MedPage Today (free registration) (11/30)

 

Heart disease risk tied to high sugar diet, researchers say

Researchers analyzed data from old and new studies and found that diets containing more than 25% of calories from added sugars were associated with a threefold increased risk for cardiovascular mortality, compared with diets containing less than 10% of calories from added sugars. The findings, published in Open Heart, showed that added sugars may lead to the development of chronic heart disease and other CV complications via insulin resistance.

Diabetes (UK) (12/4)

 

Newborns in Pain Might Not Show It

Babies with higher levels of stress had greater brain activity in response to pain, according to a study in Current Biology. Researchers said the response did not result in a change in infant behavior, suggesting caregivers could underestimate an infant’s pain experience.

HealthDay News (11/30)

 

Midwife strives to empower women to make informed decisions

When a pregnant woman enters the hospital it is important to provide her with the information she needs to be empowered to make informed labor and birth decisions, said Adelicia Graham, a certified nurse-midwife in Tennessee. Giving patients knowledge to help them live healthier lives also is an important part of care, Graham said, and providing physical exams and birth control options is needed just as much as attending births and providing labor support.

Daily Nurse (12/4)

 

Most Americans don’t get enough choline, study finds
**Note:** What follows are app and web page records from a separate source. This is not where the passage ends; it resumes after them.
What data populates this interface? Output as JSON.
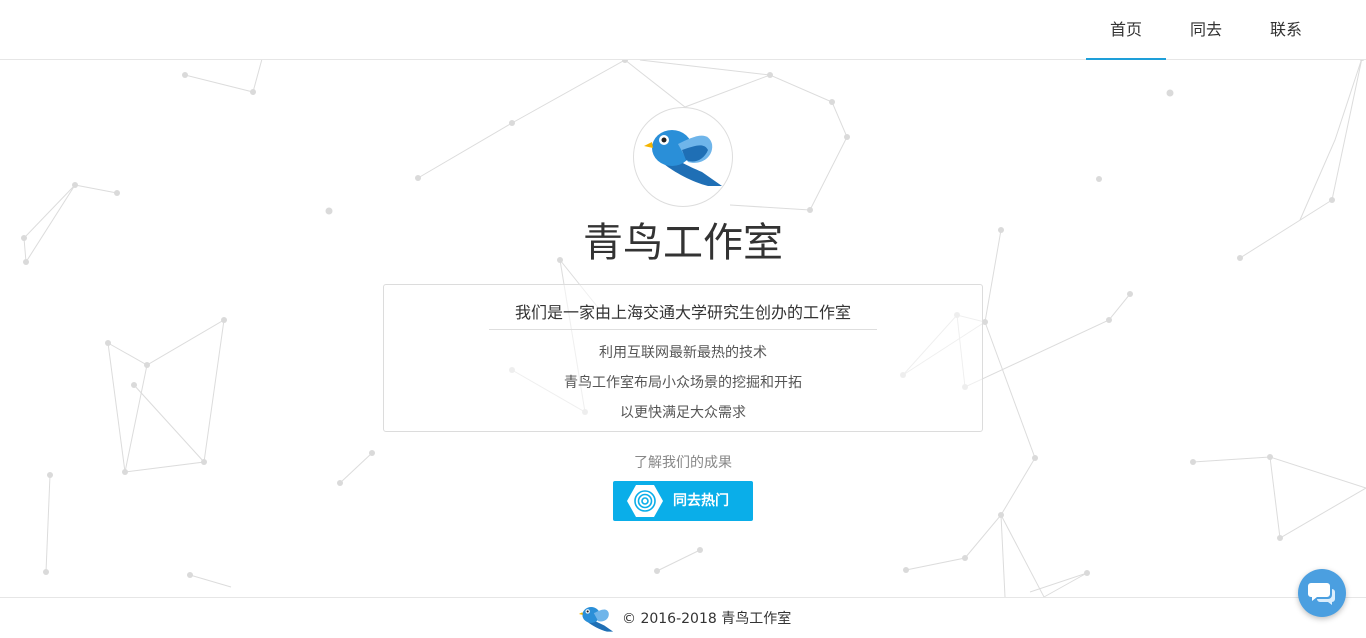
{
  "nav": {
    "items": [
      {
        "label": "首页",
        "active": true
      },
      {
        "label": "同去",
        "active": false
      },
      {
        "label": "联系",
        "active": false
      }
    ],
    "accent_color": "#1e9fd9"
  },
  "hero": {
    "logo_icon": "bluebird-icon",
    "title": "青鸟工作室",
    "intro": {
      "headline": "我们是一家由上海交通大学研究生创办的工作室",
      "lines": [
        "利用互联网最新最热的技术",
        "青鸟工作室布局小众场景的挖掘和开拓",
        "以更快满足大众需求"
      ]
    },
    "results_label": "了解我们的成果",
    "cta": {
      "label": "同去热门",
      "icon": "spiral-hexagon-icon",
      "color": "#0aaee9"
    }
  },
  "footer": {
    "icon": "bluebird-icon",
    "copyright": "© 2016-2018 青鸟工作室"
  },
  "chat": {
    "icon": "chat-bubbles-icon",
    "color": "#4b9fe0"
  }
}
A study in Nutrients found that fewer than 9% of adults in the US get enough choline in their diets on a daily basis, and people who did not eat eggs were the most likely to get too little of the nutrient. Choline deficiency in pregnant women can cause neural tube defects and suboptimal brain development in infants, Taylor Wallace, a nutrition and food studies professor, said.

Shape.com (11/30)

 

Cognitive outcomes have worsened among extremely preterm, ELBW infants

Researchers found that babies born extremely premature or with extremely low birth weight in the early 2000s had increased rates of executive functioning deficits, particularly in working memory and planning and organizing skills, at ages 7 to 8 than those born in the early and late 1990s, when compared with controls born at term. The findings were published in Pediatrics.

2 Minute Medicine (12/1)

 

NICU inborn admissions don’t correlate with illness severity

NICU inborn admissions for infants born at 34 weeks gestation or more accounted for 79.2% of all inborn NICU admissions, but rates varied by 34-fold across NICUs, a study in JAMA Pediatrics showed. The researchers also found a negative correlation of inborn NICU admission rate with the percentage of high illness acuity, which accounted for just 11.9% of inborn NICU admissions born at 34 weeks or more gestation.

Medscape (free registration) (12/4)

 

 

 

***IN THE NEWS – WEEK OF 11/27/17 ****
***IN THE NEWS – WEEK OF 12/11/17 ****